■ Work request ■
Output each entry exactly as written.

■ Entries from a dataset of interfaces ■
# # # #
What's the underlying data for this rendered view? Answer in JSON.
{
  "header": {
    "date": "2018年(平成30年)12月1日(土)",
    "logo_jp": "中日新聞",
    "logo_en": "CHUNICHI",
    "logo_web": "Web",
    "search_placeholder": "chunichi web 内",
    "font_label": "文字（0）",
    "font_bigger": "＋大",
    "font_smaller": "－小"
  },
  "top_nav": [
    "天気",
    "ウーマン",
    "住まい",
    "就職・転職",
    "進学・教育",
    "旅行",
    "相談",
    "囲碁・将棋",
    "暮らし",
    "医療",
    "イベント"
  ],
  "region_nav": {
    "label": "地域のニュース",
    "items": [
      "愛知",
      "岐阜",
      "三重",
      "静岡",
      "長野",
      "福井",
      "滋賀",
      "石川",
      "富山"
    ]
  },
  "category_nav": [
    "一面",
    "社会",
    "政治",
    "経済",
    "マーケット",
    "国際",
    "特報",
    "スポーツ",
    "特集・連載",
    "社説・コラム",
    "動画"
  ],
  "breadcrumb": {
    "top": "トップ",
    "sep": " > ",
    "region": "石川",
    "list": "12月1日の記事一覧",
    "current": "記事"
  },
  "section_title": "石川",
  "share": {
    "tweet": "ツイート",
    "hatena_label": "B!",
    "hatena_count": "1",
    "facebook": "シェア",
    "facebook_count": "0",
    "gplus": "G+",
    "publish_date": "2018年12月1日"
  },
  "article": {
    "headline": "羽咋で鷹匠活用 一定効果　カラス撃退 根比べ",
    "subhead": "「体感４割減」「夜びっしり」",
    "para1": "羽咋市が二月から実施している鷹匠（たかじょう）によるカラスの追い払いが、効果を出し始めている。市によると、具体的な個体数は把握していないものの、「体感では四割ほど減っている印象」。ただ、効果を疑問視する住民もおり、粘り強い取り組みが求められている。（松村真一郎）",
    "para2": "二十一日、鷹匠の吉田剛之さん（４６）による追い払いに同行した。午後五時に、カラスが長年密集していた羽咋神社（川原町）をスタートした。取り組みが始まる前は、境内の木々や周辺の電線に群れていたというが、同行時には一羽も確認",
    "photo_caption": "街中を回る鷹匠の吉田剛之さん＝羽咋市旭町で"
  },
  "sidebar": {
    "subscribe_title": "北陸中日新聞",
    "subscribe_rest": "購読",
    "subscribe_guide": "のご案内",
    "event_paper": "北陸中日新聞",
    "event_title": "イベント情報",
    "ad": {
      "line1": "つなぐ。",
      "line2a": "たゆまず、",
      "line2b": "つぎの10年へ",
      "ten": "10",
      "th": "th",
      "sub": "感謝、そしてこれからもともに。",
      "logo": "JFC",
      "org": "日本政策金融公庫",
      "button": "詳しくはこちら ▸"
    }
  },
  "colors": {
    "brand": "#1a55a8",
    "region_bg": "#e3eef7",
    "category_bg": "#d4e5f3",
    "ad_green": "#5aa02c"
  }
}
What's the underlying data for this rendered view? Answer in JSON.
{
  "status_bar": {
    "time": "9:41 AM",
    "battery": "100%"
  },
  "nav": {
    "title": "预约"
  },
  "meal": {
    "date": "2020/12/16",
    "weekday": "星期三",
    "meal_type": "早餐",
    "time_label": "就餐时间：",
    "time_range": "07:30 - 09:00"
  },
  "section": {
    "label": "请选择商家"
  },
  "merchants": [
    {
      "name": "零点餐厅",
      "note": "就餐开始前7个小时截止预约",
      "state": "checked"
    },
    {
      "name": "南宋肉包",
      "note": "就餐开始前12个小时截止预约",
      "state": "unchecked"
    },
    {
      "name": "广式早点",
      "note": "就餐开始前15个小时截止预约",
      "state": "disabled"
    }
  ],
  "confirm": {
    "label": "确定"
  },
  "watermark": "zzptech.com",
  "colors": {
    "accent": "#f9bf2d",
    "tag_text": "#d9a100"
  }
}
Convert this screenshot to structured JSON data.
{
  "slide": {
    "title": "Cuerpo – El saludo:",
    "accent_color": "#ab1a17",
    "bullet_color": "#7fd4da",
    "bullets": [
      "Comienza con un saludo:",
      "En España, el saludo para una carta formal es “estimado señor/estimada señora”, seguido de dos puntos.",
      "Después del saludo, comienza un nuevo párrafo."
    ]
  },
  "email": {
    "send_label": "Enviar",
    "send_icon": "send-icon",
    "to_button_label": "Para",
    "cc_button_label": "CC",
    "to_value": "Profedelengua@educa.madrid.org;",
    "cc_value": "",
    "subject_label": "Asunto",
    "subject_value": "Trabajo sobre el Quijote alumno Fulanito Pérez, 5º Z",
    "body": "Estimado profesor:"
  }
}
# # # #
■ Response for this exercise ■
What's the underlying data for this rendered view? Answer in JSON.
{
  "header": {
    "date": "2018年(平成30年)12月1日(土)",
    "logo_jp": "中日新聞",
    "logo_en": "CHUNICHI",
    "logo_web": "Web",
    "search_placeholder": "chunichi web 内",
    "font_label": "文字（0）",
    "font_bigger": "＋大",
    "font_smaller": "－小"
  },
  "top_nav": [
    "天気",
    "ウーマン",
    "住まい",
    "就職・転職",
    "進学・教育",
    "旅行",
    "相談",
    "囲碁・将棋",
    "暮らし",
    "医療",
    "イベント"
  ],
  "region_nav": {
    "label": "地域のニュース",
    "items": [
      "愛知",
      "岐阜",
      "三重",
      "静岡",
      "長野",
      "福井",
      "滋賀",
      "石川",
      "富山"
    ]
  },
  "category_nav": [
    "一面",
    "社会",
    "政治",
    "経済",
    "マーケット",
    "国際",
    "特報",
    "スポーツ",
    "特集・連載",
    "社説・コラム",
    "動画"
  ],
  "breadcrumb": {
    "top": "トップ",
    "sep": " > ",
    "region": "石川",
    "list": "12月1日の記事一覧",
    "current": "記事"
  },
  "section_title": "石川",
  "share": {
    "tweet": "ツイート",
    "hatena_label": "B!",
    "hatena_count": "1",
    "facebook": "シェア",
    "facebook_count": "0",
    "gplus": "G+",
    "publish_date": "2018年12月1日"
  },
  "article": {
    "headline": "羽咋で鷹匠活用 一定効果　カラス撃退 根比べ",
    "subhead": "「体感４割減」「夜びっしり」",
    "para1": "羽咋市が二月から実施している鷹匠（たかじょう）によるカラスの追い払いが、効果を出し始めている。市によると、具体的な個体数は把握していないものの、「体感では四割ほど減っている印象」。ただ、効果を疑問視する住民もおり、粘り強い取り組みが求められている。（松村真一郎）",
    "para2": "二十一日、鷹匠の吉田剛之さん（４６）による追い払いに同行した。午後五時に、カラスが長年密集していた羽咋神社（川原町）をスタートした。取り組みが始まる前は、境内の木々や周辺の電線に群れていたというが、同行時には一羽も確認",
    "photo_caption": "街中を回る鷹匠の吉田剛之さん＝羽咋市旭町で"
  },
  "sidebar": {
    "subscribe_title": "北陸中日新聞",
    "subscribe_rest": "購読",
    "subscribe_guide": "のご案内",
    "event_paper": "北陸中日新聞",
    "event_title": "イベント情報",
    "ad": {
      "line1": "つなぐ。",
      "line2a": "たゆまず、",
      "line2b": "つぎの10年へ",
      "ten": "10",
      "th": "th",
      "sub": "感謝、そしてこれからもともに。",
      "logo": "JFC",
      "org": "日本政策金融公庫",
      "button": "詳しくはこちら ▸"
    }
  },
  "colors": {
    "brand": "#1a55a8",
    "region_bg": "#e3eef7",
    "category_bg": "#d4e5f3",
    "ad_green": "#5aa02c"
  }
}
What's the underlying data for this rendered view? Answer in JSON.
{
  "status_bar": {
    "time": "9:41 AM",
    "battery": "100%"
  },
  "nav": {
    "title": "预约"
  },
  "meal": {
    "date": "2020/12/16",
    "weekday": "星期三",
    "meal_type": "早餐",
    "time_label": "就餐时间：",
    "time_range": "07:30 - 09:00"
  },
  "section": {
    "label": "请选择商家"
  },
  "merchants": [
    {
      "name": "零点餐厅",
      "note": "就餐开始前7个小时截止预约",
      "state": "checked"
    },
    {
      "name": "南宋肉包",
      "note": "就餐开始前12个小时截止预约",
      "state": "unchecked"
    },
    {
      "name": "广式早点",
      "note": "就餐开始前15个小时截止预约",
      "state": "disabled"
    }
  ],
  "confirm": {
    "label": "确定"
  },
  "watermark": "zzptech.com",
  "colors": {
    "accent": "#f9bf2d",
    "tag_text": "#d9a100"
  }
}
Convert this screenshot to structured JSON data.
{
  "slide": {
    "title": "Cuerpo – El saludo:",
    "accent_color": "#ab1a17",
    "bullet_color": "#7fd4da",
    "bullets": [
      "Comienza con un saludo:",
      "En España, el saludo para una carta formal es “estimado señor/estimada señora”, seguido de dos puntos.",
      "Después del saludo, comienza un nuevo párrafo."
    ]
  },
  "email": {
    "send_label": "Enviar",
    "send_icon": "send-icon",
    "to_button_label": "Para",
    "cc_button_label": "CC",
    "to_value": "Profedelengua@educa.madrid.org;",
    "cc_value": "",
    "subject_label": "Asunto",
    "subject_value": "Trabajo sobre el Quijote alumno Fulanito Pérez, 5º Z",
    "body": "Estimado profesor:"
  }
}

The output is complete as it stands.